Centrists balked when Ryan and House Majority Whip Kevin McCarthy (R-Calif.) broke the news to them last month that they might have to raise the age at which people would be affected by the Medicare reforms to 59 years old in order to balance the budget in 10 years. 

Democrats fiercely attacked Ryan’s last budget, which only cut benefits for people who are now under 55 years old.

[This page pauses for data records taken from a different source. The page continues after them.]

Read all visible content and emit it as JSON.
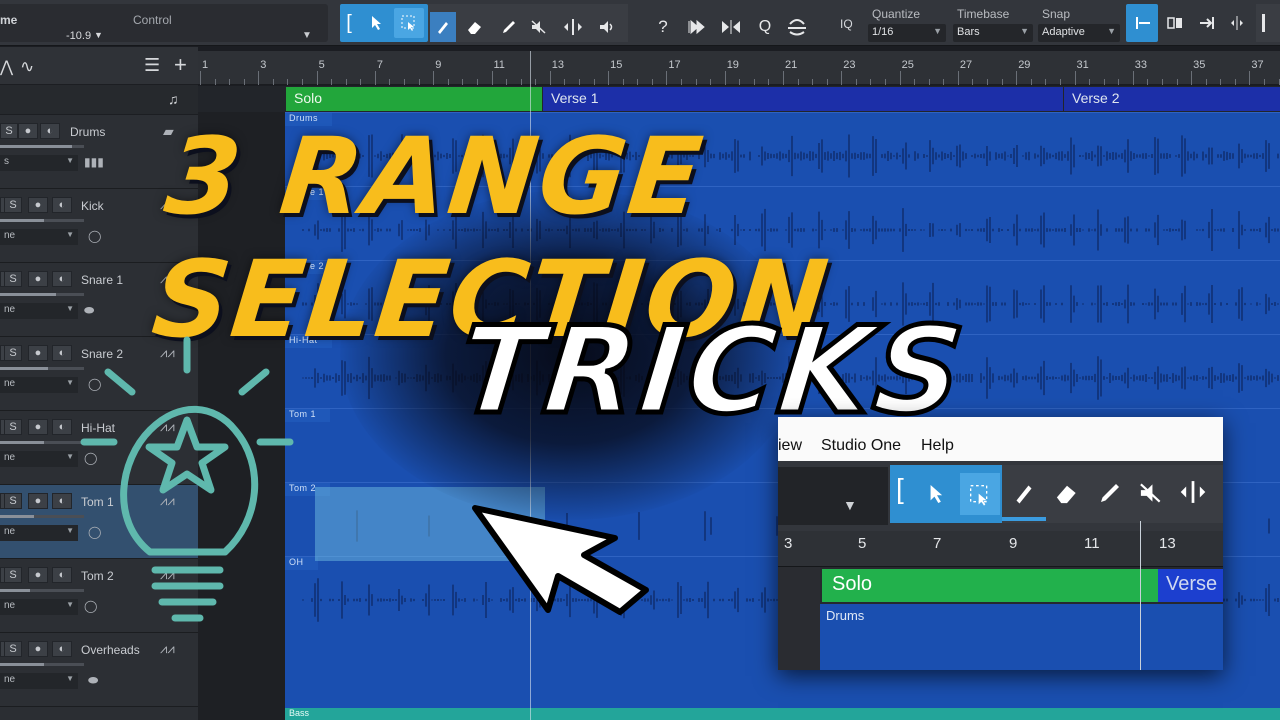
{
  "toolbar": {
    "left_label_time": "me",
    "left_value": "-10.9",
    "control_label": "Control",
    "quantize_label": "Quantize",
    "quantize_value": "1/16",
    "timebase_label": "Timebase",
    "timebase_value": "Bars",
    "snap_label": "Snap",
    "snap_value": "Adaptive",
    "iq_label": "IQ"
  },
  "ruler": {
    "bars": [
      "1",
      "3",
      "5",
      "7",
      "9",
      "11",
      "13",
      "15",
      "17",
      "19",
      "21",
      "23",
      "25",
      "27",
      "29",
      "31",
      "33",
      "35",
      "37"
    ]
  },
  "markers": [
    {
      "label": "Solo",
      "color": "#22a63b"
    },
    {
      "label": "Verse 1",
      "color": "#1c2fa8"
    },
    {
      "label": "Verse 2",
      "color": "#1c2fa8"
    }
  ],
  "tracks": [
    {
      "name": "Drums",
      "drop": "s"
    },
    {
      "name": "Kick",
      "drop": "ne"
    },
    {
      "name": "Snare 1",
      "drop": "ne"
    },
    {
      "name": "Snare 2",
      "drop": "ne"
    },
    {
      "name": "Hi-Hat",
      "drop": "ne"
    },
    {
      "name": "Tom 1",
      "drop": "ne"
    },
    {
      "name": "Tom 2",
      "drop": "ne"
    },
    {
      "name": "Overheads",
      "drop": "ne"
    }
  ],
  "lanes": [
    "Drums",
    "Snare 1",
    "Snare 2",
    "Hi-Hat",
    "Tom 1",
    "Tom 2",
    "OH",
    "Bass"
  ],
  "headline": {
    "main": "3 RANGE SELECTION",
    "sub": "TRICKS",
    "color": "#f8bd1c"
  },
  "inset": {
    "menu": [
      "iew",
      "Studio One",
      "Help"
    ],
    "ruler": [
      "3",
      "5",
      "7",
      "9",
      "11",
      "13"
    ],
    "solo": "Solo",
    "verse": "Verse",
    "lane": "Drums"
  }
}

But that budget also didn’t balance until 2040. 

The improved baseline will help Ryan, but Rep. Mike Simpson (R-Idaho) a former Budget Committee member, said he knows some members still will have a problem. 

“I can sell 56 just as easy as I can sell 55,” Simpson said, adding that other members would have a problem arguing they were not going back on a promise.

“With some members it is of concern in that they’ve been out selling 55 and older … and this is going back on their promise,” Simpson said. 

Rep. Pat Meehan (R-Pa.) who was particularly outspoken when the possibility of raising the age was broached last month, seemed more reassured after the Tuesday meeting with Ryan.

Meehan said he believed Ryan wanted to keep 55 the age at which people would see their Medicare benefits affected, which would allow the party a year to communicate the matter to voters.

“I think that there was a recognition that we were fighting for the principle of 55 and how you interpret that, some people were saying, ‘we spoke to people and told them 55,’ and if you have time to suggest to them that it’s 55 but understand that you can’t forever hold that number, it would be a better option,” Meehan said in an interview.

He noted that anything above 55 would risk losing votes.

Energy and Commerce Committee Chairman Fred Upton (R-Mich.), a Tuesday Group member who attended the lunch, said Ryan hasn’t made a final decision.

“He actually said, ‘We don’t know what the numbers are going to look like next year,’ but he said that they are going to do their best to try and protect current beneficiaries and those that are younger than or born in 1958,” Upton said.

The head of the conservative Republican Study Committee (RSC), which is producing its own budget plan, predicted that most of his colleagues would support Ryan’s budget.

“We’re moving forward under the premise that there will be an RSC budget as well but we want to wait to see what his budget looks like first,” RSC Chairman Steve Scalise (La.) said. 

He noted that most RSC members voted in favor of last year’s budget, which didn’t balance until 2040. 

Still, Scalise left open the possibility that some would oppose Ryan, noting that “our objectives are not just 10-year balanced but the underlying policies that get you to balance both on saving Medicare and pro-growth tax reform.”